A recent article published in The New York Times, "Recycling the Leftovers" by Stephanie Strom, casts a favorable future for environmentalists conerned about sustainable waste management.
While recycling rates are increasing, "What has been missing from recycling is the organic part of the waste stream, which is significant" says Bob Gedert, director of resource recovery for the city of Austin, Texas (and former head of California's Resource Recovery Association). Austin has joined several west coast cities in leading the way for all inclusive, city-based organic waste programs as the city aims to eliminate 90 percent of its landfill waste by 2040.
With the stark realization that $165 billion worth of food is wasted annually in the U.S. and that human population is increasing, many are joining Austin in this hot-button issue. The food service industry, businesses, colleges, and households are realizing that food waste is a "multifaceted issue that has an impact on family food budgets...hunger in America, and... our natural resources and climate change," as said by Tom Vilsack, Secretary of Agriculture.

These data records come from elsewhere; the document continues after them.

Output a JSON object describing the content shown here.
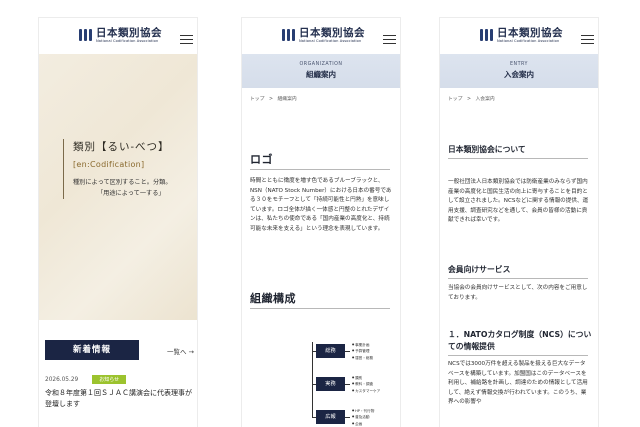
{
  "logo": {
    "title": "日本類別協会",
    "subtitle": "National Codification Association"
  },
  "home": {
    "hero": {
      "word": "類別【るい-べつ】",
      "en": "[en:Codification]",
      "desc1": "種別によって区別すること。分類。",
      "desc2": "「用途によって一する」"
    },
    "news_title": "新着情報",
    "news_more": "一覧へ →",
    "news": [
      {
        "date": "2026.05.29",
        "tag": "お知らせ",
        "title": "令和８年度第１回ＳＪＡＣ講演会に代表理事が登壇します"
      }
    ]
  },
  "organization": {
    "banner_en": "ORGANIZATION",
    "banner_ja": "組織案内",
    "breadcrumb": [
      "トップ",
      ">",
      "組織案内"
    ],
    "logo_heading": "ロゴ",
    "logo_text": "時間とともに徴度を増す色であるブルーブラックと、NSN（NATO Stock Number）における日本の番号である３０をモチーフとして「持続可能性と円熟」を意味しています。ロゴ全体が描く一体感と円整のとれたデザインは、私たちの使命である「国内産業の高度化と、持続可能な未来を支える」という理念を表現しています。",
    "structure_heading": "組織構成",
    "departments": [
      {
        "name": "総務",
        "items": [
          "事業計画",
          "予算管理",
          "運営・総務"
        ]
      },
      {
        "name": "実務",
        "items": [
          "類別",
          "教科・調査",
          "カスタマーケア"
        ]
      },
      {
        "name": "広報",
        "items": [
          "HP・刊行物",
          "普及活動",
          "企画"
        ]
      }
    ]
  },
  "entry": {
    "banner_en": "ENTRY",
    "banner_ja": "入会案内",
    "breadcrumb": [
      "トップ",
      ">",
      "入会案内"
    ],
    "about_heading": "日本類別協会について",
    "about_text": "一般社団法人日本類別協会では防衛産業のみならず国内産業の高度化と国民生活の向上に寄与することを目的として設立されました。NCSなどに関する情報の提供、運用支援、調査研究などを通して、会員の皆様の活動に貢献できれば幸いです。",
    "services_heading": "会員向けサービス",
    "services_text": "当協会の会員向けサービスとして、次の内容をご用意しております。",
    "item1_heading": "１．NATOカタログ制度（NCS）についての情報提供",
    "item1_text": "NCSでは3000万件を超える製品を扱える巨大なデータベースを構築しています。加盟国はこのデータベースを利用し、補給路を計画し、調達のための情報として活用して、絶えず情報交換が行われています。このうち、業界への影響や"
  }
}
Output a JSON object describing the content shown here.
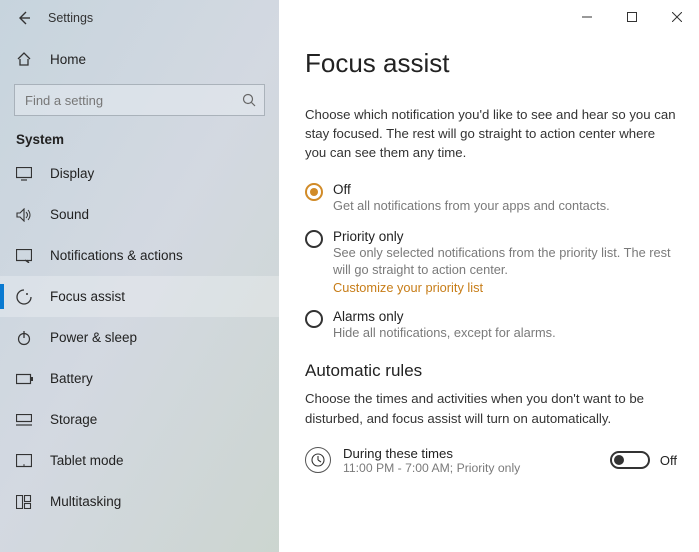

The ways to reduce food waste are vast, creative, and expanding. From new "no waste" methods of preparation in restaurants and donations to food banks, to economic business ventures and inovative recycling/composting opportunities. If this trend in organic waste awareness continues, it appears to be a "win-win" for everyone involved.
CAW is doing its part for the movement by sponsoring AB 1826, a bill which seeks to increase organic waste recycling by requiring commercial generators to subscribe to composting or anaerobic digestion services. Read more about AB 1826 here.